IT LOOKS like the administration of Gov. Hilario Davide III is entering its interesting phase—that phase when the new kids on the block begin to cash in on their acquired power and influence. And I find this unfortunate because Davide is only one year into his governorship. What will happen at the Capitol from now until his term winds down in 2016?

The controversial bidding for the services of blue guards that will secure the Capitol compound and other structures owned and run by the Provincial Government in various places of the province can be a case in point. The bidding and the seeming haste with which the winning bidder deployed its blue guards smell. Surely, the odor has a source.

But I understand where the governor is coming from when he defended the bidding process. Davide is a good man and surely is not one to throw his people under the bus.

So he had to insist that the bidding, which was won by Black Pearl Security Agency, strictly followed procedures.

Given Davide’s nature, however, I doubt if he really got into the bottom of the whole mess. Okay, Black Pearl won, but the haste with which it took over the Province’s blue guards services over Tactical Security Agency Inc. even if a contract is still to be signed can be questioned. Tactical got the contract when Gwendolyn Garcia was governor.

The twist there is that Davide has said that Capitol will still pay Black Pearl for its services even if the firm won’t snag the contract. That is a twist because when Davide took over, he refused to pay contractors that the province dealt with under Garcia. Now, despite the questionable circumstance of Black Pearl’s take over, it gets paid.

But there is a positive spin to it. Because the speed of Black Pearl’s take over allowed the public to get a glimpse of its logistical and organizational capability.

People realized this when many of Black Pearl blue guards functioned even without guns.

Based on the record of the province’s bids and awards committee (BAC), Black Pearl exceeded the minimum number of tools required like handcuffs, etc. and has enough items like pistols and shotguns. But when the blue guards showed up without guns, that invites the question: how did the BAC define “enough”?

For blue guards, having a gun trumps their other needs. Indeed, how can they be secure in securing an important facility if they are unarmed?

There are other questions, like when Black Pearl was constituted as a security agency, but I won’t tarry there. Rather, it would be good to mention rumors about questionable dealings of some of Davide’s people in other transactions the province is involved in.

On this, I am tempted to paraphrase an old saying this way: since there is smoke wafting through Capitol’s windows, could there be a fire gently burning somewhere in its innards? Is Davide starting to lose control of his people? Has the “daang matuwid” been derailed?
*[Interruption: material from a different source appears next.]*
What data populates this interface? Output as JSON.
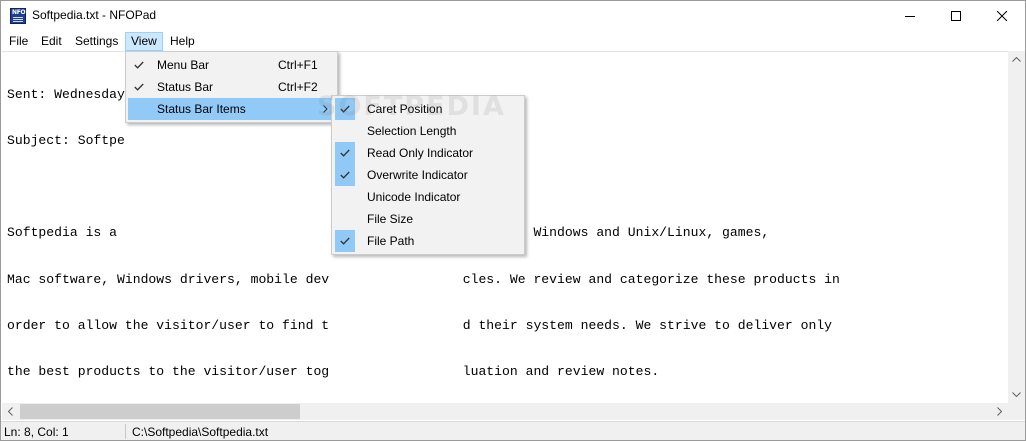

Considering the stories I heard about Davide’s character, I won’t be surprised if some of his people have gotten bolder. Many of his allies are not saints. He has with him politicians and former civilians who are able to strut like peacocks at the Capitol because it has a governor who may be good natured but is soft.

After a year as governor, I think it is time for Davide to show an iron will. On this, it would not be enough to reshuffle the bureaucracy. He should also start checking the backgrounds and current acts of his political allies and shun the questionable ones.